**Work instructions**
Some lines in the entries contain the word "Compte". Copy all of them.
◇ ◇ ◇ ◇
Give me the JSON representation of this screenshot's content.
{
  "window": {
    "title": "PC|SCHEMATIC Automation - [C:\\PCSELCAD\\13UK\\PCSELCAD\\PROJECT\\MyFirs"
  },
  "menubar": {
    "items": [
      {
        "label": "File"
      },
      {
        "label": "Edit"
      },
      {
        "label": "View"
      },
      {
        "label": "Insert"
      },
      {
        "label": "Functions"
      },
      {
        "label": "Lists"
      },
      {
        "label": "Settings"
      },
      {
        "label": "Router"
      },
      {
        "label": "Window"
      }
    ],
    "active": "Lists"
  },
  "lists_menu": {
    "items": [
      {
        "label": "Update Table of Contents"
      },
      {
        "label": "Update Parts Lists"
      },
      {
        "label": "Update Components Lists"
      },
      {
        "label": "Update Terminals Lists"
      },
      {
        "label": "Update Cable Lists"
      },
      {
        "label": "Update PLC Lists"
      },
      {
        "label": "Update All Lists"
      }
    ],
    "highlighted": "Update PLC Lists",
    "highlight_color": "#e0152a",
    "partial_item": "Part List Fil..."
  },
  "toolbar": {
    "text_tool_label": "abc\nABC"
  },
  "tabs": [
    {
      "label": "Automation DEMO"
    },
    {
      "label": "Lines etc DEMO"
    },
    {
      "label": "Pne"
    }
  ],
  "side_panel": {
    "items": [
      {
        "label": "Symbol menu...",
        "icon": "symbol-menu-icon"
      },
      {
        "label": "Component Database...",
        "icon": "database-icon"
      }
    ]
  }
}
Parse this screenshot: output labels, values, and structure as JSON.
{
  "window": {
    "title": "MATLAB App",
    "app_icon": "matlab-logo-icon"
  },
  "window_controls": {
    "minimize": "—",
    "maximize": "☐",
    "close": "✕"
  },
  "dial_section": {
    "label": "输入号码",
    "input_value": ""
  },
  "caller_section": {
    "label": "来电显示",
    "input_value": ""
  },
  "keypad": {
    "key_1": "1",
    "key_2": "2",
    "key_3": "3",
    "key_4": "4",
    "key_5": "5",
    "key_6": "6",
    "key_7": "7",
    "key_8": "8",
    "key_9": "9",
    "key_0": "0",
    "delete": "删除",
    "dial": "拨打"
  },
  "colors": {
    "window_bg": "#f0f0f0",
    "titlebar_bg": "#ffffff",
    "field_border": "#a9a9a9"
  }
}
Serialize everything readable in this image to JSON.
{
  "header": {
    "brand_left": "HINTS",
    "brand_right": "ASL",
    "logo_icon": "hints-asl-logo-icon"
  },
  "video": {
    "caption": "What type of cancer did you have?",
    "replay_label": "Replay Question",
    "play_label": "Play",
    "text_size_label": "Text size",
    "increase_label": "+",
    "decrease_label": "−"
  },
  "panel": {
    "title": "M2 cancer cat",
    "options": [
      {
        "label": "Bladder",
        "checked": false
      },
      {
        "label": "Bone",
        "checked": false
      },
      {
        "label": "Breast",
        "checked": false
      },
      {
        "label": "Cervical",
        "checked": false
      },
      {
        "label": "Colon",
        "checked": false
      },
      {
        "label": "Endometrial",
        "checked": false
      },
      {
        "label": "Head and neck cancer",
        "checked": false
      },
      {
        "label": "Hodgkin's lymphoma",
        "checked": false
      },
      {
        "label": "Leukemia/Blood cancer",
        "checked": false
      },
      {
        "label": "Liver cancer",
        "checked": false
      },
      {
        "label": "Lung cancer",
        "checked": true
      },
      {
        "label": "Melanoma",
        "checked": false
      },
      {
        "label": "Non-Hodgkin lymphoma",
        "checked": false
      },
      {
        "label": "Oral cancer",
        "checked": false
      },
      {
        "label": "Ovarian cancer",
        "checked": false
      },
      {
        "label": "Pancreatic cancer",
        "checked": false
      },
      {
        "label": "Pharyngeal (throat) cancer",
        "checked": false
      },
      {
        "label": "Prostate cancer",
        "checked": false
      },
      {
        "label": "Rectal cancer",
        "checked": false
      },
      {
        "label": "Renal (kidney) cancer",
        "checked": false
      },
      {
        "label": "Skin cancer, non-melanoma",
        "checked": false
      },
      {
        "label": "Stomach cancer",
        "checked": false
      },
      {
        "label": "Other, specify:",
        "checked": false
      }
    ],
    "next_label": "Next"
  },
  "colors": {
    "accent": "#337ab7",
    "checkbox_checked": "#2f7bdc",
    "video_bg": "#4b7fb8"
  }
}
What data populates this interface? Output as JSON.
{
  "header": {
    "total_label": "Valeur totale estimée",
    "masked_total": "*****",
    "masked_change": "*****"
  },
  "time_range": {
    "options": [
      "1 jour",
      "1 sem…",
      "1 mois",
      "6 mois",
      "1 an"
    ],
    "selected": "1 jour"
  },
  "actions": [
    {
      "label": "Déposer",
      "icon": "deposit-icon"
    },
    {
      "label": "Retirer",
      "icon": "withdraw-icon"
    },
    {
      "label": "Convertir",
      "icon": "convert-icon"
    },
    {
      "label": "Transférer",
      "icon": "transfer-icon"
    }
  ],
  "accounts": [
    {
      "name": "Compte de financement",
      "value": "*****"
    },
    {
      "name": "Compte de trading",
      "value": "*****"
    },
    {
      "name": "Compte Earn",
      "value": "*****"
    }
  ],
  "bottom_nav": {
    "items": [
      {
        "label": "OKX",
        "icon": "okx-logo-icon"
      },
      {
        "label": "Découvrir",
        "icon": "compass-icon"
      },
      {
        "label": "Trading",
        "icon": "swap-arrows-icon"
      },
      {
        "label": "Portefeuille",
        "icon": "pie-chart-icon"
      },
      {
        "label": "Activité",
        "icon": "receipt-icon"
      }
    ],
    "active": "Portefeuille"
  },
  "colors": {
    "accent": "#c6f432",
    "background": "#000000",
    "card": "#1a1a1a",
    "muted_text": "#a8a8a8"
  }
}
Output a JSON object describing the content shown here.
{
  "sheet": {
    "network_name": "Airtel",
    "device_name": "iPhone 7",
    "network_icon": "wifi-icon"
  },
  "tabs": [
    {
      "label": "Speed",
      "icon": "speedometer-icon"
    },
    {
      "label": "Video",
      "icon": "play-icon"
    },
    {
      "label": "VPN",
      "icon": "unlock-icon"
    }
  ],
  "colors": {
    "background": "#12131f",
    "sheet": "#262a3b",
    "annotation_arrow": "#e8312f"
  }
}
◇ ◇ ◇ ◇
**Solution**
      "name": "Compte de financement",
      "name": "Compte de trading",
      "name": "Compte Earn",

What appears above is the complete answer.